Surprise!!

photo-25So tonight, actually just a few hours ago, I was on the receiving end of a surprise birthday party.  Eric and I walked into Marie Callender’s, our usual Friday night hang and as we walked into the lounge area, a crowd of people that I recognized jumped up from behind the piano player and yelled, “Surprise!!”  It took me seconds to realize what was going on, I literally could not process the data.  And then when the piano player started singing Happy Birthday I realized, ohhhh, this is for me!  It seems my friend Barbara had masterminded the entire evening, with a little help from Eric and a few others.  We sat outside on the patio and enjoyed all night long happy hour and a good time was had by all! 

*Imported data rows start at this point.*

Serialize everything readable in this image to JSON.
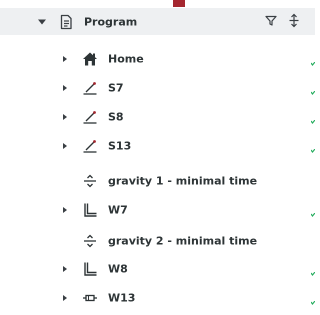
{
  "colors": {
    "accent": "#a4262f",
    "header_bg": "#eef0f2",
    "text": "#2d3436",
    "check": "#27ae60"
  },
  "header": {
    "title": "Program",
    "icon": "document-icon",
    "actions": [
      "filter-icon",
      "sort-icon"
    ]
  },
  "items": [
    {
      "label": "Home",
      "icon": "home-icon",
      "expandable": true
    },
    {
      "label": "S7",
      "icon": "linear-move-icon",
      "expandable": true
    },
    {
      "label": "S8",
      "icon": "linear-move-icon",
      "expandable": true
    },
    {
      "label": "S13",
      "icon": "linear-move-icon",
      "expandable": true
    },
    {
      "label": "gravity 1 - minimal time",
      "icon": "gravity-icon",
      "expandable": false
    },
    {
      "label": "W7",
      "icon": "corner-move-icon",
      "expandable": true
    },
    {
      "label": "gravity 2 - minimal time",
      "icon": "gravity-icon",
      "expandable": false
    },
    {
      "label": "W8",
      "icon": "corner-move-icon",
      "expandable": true
    },
    {
      "label": "W13",
      "icon": "gripper-icon",
      "expandable": true
    }
  ]
}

I will tell you, it took me a few minutes to feel comfortable.  I’ve thrown surprise birthday parties, but I’ve never had one thrown for me.  But you know, once I started into my second glass of sauvignon blanc, it got a little easier.  At one point, I looked around the table and I thought how lucky I am to have such good friends.  These are my work friends and you know the thing about work friends, is you’re kind of stuck with each other.  I’m sure this will come as a shock, but sometimes I can be a little, well, mercurial in the work place.  When I was looking around that table, I thought to myself, there is not one person I have not had some conflict with at some point in our time together.  Not one person.  Now of course, I can see that I am the common denominator: I can be a pill sometimes.  But in the spirit of cutting myself some slack (hey, it’s my birthday!) I do think conflicts always arise in relationships, work or otherwise, and how we proceed after the conflict is actually where the gold can be found.  I’ve worked with some of these people over a decade and I don’t think of them as co-workers or even friends anymore; I think of them as family.

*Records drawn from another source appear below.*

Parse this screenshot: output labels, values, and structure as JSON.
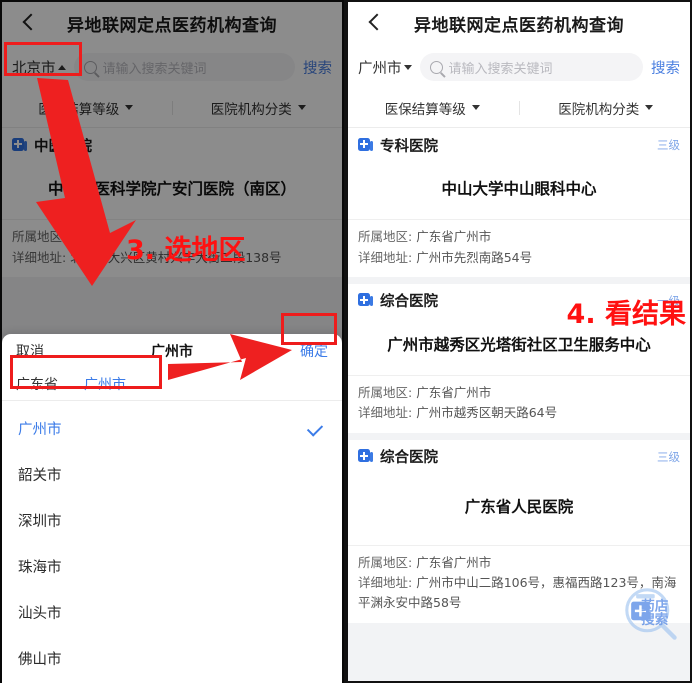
{
  "annotations": {
    "step3": "3. 选地区",
    "step4": "4. 看结果",
    "color": "#ff1111"
  },
  "watermark": {
    "line1": "药店",
    "line2": "搜索"
  },
  "left_panel": {
    "nav": {
      "back_icon": "back-chevron-icon",
      "title": "异地联网定点医药机构查询"
    },
    "search": {
      "city": "北京市",
      "caret": "caret-up-icon",
      "placeholder": "请输入搜索关键词",
      "button": "搜索",
      "icon": "search-icon"
    },
    "filters": [
      {
        "label": "医保结算等级",
        "caret": "caret-down-icon"
      },
      {
        "label": "医院机构分类",
        "caret": "caret-down-icon"
      }
    ],
    "result": {
      "type": "中医医院",
      "name": "中国中医科学院广安门医院（南区）",
      "region_key": "所属地区:",
      "region_value": "北京市",
      "address_key": "详细地址:",
      "address_value": "北京市大兴区黄村兴丰大街二段138号"
    },
    "picker": {
      "cancel": "取消",
      "title": "广州市",
      "confirm": "确定",
      "tabs": [
        {
          "label": "广东省",
          "active": false
        },
        {
          "label": "广州市",
          "active": true
        }
      ],
      "options": [
        {
          "label": "广州市",
          "selected": true
        },
        {
          "label": "韶关市",
          "selected": false
        },
        {
          "label": "深圳市",
          "selected": false
        },
        {
          "label": "珠海市",
          "selected": false
        },
        {
          "label": "汕头市",
          "selected": false
        },
        {
          "label": "佛山市",
          "selected": false
        }
      ]
    }
  },
  "right_panel": {
    "nav": {
      "back_icon": "back-chevron-icon",
      "title": "异地联网定点医药机构查询"
    },
    "search": {
      "city": "广州市",
      "caret": "caret-down-icon",
      "placeholder": "请输入搜索关键词",
      "button": "搜索",
      "icon": "search-icon"
    },
    "filters": [
      {
        "label": "医保结算等级",
        "caret": "caret-down-icon"
      },
      {
        "label": "医院机构分类",
        "caret": "caret-down-icon"
      }
    ],
    "results": [
      {
        "type": "专科医院",
        "grade": "三级",
        "name": "中山大学中山眼科中心",
        "region_key": "所属地区:",
        "region_value": "广东省广州市",
        "address_key": "详细地址:",
        "address_value": "广州市先烈南路54号"
      },
      {
        "type": "综合医院",
        "grade": "一级",
        "name": "广州市越秀区光塔街社区卫生服务中心",
        "region_key": "所属地区:",
        "region_value": "广东省广州市",
        "address_key": "详细地址:",
        "address_value": "广州市越秀区朝天路64号"
      },
      {
        "type": "综合医院",
        "grade": "三级",
        "name": "广东省人民医院",
        "region_key": "所属地区:",
        "region_value": "广东省广州市",
        "address_key": "详细地址:",
        "address_value": "广州市中山二路106号，惠福西路123号，南海平渊永安中路58号"
      }
    ]
  }
}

I’ve posted a few of the pictures of the party.  It was a beautiful evening and I am touched by the work that Barbara and Eric and others put into it to orchestrate it.  And I especially loved the cake that Barbara and Jack got for me from Hansen’s.  It was so like her to understand how much this little blog has come to mean to me in the last few months and it was such a Barbara gesture to ackowledge it on the cake. So, thank you Barbara and Eric and Matt and Eboni and Kristin and Olya and Ian and Vinod and Jon and Shelly and J.B. and Mimi and Danny and Jack and Amy! You totally, TOTALLY surprised me!